  7. 7. It was not possible to extract DNA from processed tea leaf samples even by using modified CTAB method. Another extraction method described by Hupfer et al ., (1998); Hotzel et al ., (1999); Meyer et al ., (1997); Poms et al ., (2001) was used to extract DNA from processed tea leaves. Processed tea leaves and tea dust were used to extract DNA .
  8. 8. <ul><li>Homogenization </li></ul><ul><li>Protein and RNA digestion </li></ul><ul><li>Chloroform extraction . </li></ul><ul><li>Removal of Contaminants CTAB precipitation solution (5 g/L CTAB, 0.04 M NaCl) </li></ul><ul><li>Chloroform extraction </li></ul><ul><li>DNA Precipitation and washing </li></ul><ul><li>Pellet was dried and re-dissolve in 100.0 µl of sterile deionised water. </li></ul>Extraction protocol
  9. 9. Selection of a Barcoding region The trnH – PsbA spacer (~450 bp) of the plastid was selected as the barcoding region. This region is one of the most variable and easily amplified across a broad range of land plants.
  10. 10. W for A or T Y for C or T primer Sequence(5’-3’) Annealing temperature (ºC) Expected Product Size (bp) Forward primer Trn – H CGCGCATGGTGGATTCACAATCC 50 450 Reverse Primer Psb – A GTWATGCAYGAACGTAATGCC
  11. 11. PCR Agarose gel electrophoresis and gel purification Sequencing and editing
  12. 12. 2% agarose gel stained with ethidium bromide showing PCR amplified products of DNA extracted from fresh leaf sample using modified CTAB method. 450 bp marker
  13. 13. Lanes 1 – 16. DNA extracted from samples TRI 3063, TRI 3022, TRI 4006, TRI DN, TRI 4014, TRI 4021, TRI 3015, TRI 3018, TRI 4042, TRI 4052, TRI 2025, TRI 4028, TRI 2043, TRI DG7, TRI 3025, TRI 4046, respectively. 1 2 3 4 5 6 7 8 9 10 11 12 13 14 15 16
  14. 14.
  15. 15. Sequencing data of sample TRI DG7 Sequencing data of sample TRI2025
  16. 16. Alignment of psb-A region of six samples
  17. 17. Phylogenetic tree obtained for sequenced samples and Camellia sinensis var. sinensis at NCBI . Genetic Distance
  18. 18. <ul><ul><li>considerable variation among studied clones were observed. </li></ul></ul><ul><ul><li>According to the phylogenetic tree, genetic distances obtained ranged from 0.003 – 0.06, which is acceptable for intra specific taxa. </li></ul></ul><ul><ul><li>A very close relationship between Sri Lankan tea cultivars tested and Camellia sinensis var. sinensis was observed in the phylogenetic tree. </li></ul></ul>

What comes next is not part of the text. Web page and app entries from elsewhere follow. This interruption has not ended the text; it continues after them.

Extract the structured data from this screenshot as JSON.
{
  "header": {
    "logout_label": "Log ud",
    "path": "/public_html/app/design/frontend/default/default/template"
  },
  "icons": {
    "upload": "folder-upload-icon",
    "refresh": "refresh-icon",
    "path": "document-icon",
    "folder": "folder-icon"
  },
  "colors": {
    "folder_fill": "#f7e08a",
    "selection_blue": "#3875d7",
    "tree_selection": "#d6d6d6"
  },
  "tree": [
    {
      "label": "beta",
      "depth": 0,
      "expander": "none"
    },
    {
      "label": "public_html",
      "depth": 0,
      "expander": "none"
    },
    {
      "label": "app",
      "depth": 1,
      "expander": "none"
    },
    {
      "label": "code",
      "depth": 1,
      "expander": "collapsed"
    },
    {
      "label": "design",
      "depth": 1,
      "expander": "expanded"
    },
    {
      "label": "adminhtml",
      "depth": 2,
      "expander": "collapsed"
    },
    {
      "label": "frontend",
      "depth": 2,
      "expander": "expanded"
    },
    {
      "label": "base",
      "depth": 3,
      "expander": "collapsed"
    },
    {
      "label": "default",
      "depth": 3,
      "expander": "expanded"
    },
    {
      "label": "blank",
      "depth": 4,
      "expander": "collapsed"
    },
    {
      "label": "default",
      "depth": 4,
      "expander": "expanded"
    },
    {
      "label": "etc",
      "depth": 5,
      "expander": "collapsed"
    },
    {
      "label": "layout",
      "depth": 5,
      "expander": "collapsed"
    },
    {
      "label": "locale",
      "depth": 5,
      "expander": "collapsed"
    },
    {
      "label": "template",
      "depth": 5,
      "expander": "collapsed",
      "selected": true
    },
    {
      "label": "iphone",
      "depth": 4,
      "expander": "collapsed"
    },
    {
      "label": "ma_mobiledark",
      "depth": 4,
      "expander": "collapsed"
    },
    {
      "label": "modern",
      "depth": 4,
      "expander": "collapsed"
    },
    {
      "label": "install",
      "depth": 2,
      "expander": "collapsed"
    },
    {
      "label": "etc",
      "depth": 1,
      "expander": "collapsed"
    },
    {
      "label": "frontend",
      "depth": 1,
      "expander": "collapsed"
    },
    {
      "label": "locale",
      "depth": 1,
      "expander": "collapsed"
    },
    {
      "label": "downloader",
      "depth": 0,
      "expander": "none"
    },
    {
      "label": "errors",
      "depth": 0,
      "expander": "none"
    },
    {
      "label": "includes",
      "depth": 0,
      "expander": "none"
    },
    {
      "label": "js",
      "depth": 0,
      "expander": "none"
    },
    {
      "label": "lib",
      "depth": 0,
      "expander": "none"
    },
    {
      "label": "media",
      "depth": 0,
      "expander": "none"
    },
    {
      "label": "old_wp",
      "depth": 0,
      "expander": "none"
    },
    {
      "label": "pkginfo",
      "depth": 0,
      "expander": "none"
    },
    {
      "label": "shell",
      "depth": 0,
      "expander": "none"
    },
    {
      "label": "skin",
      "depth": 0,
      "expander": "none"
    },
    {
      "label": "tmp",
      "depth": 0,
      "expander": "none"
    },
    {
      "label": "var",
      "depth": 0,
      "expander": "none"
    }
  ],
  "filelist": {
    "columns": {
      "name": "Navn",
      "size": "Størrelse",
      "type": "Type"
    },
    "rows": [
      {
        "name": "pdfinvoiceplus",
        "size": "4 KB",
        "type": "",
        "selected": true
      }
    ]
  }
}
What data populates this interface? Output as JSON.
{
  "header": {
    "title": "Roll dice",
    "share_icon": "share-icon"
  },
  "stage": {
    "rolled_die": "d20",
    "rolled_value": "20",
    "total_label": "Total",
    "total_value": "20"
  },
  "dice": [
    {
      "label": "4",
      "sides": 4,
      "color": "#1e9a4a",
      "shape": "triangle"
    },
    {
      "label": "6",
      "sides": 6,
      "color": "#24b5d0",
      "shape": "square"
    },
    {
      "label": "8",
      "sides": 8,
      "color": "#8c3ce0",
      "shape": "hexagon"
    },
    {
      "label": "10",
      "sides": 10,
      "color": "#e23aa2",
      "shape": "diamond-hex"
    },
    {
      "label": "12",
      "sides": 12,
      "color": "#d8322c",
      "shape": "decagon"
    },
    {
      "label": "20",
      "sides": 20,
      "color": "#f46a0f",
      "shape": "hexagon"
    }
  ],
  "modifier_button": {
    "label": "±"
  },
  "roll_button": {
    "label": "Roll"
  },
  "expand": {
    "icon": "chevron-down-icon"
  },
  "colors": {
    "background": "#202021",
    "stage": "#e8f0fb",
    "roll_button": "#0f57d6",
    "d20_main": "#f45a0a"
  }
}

  19. 19. <ul><li>This is the first record of a method developed to extract and barcode processed tea samples. </li></ul><ul><li>Now, it’s possible to develop a data base of multiple, target DNA regions </li></ul><ul><li>To establish sequences unique to Sri Lankan tea </li></ul><ul><li>Using this, local tea cultivars can be patented. </li></ul><ul><li>Finally, the position of Sri Lankan tea in the global market could be secured. </li></ul>
  20. 20. <ul><li>THANK YOU!! </li></ul>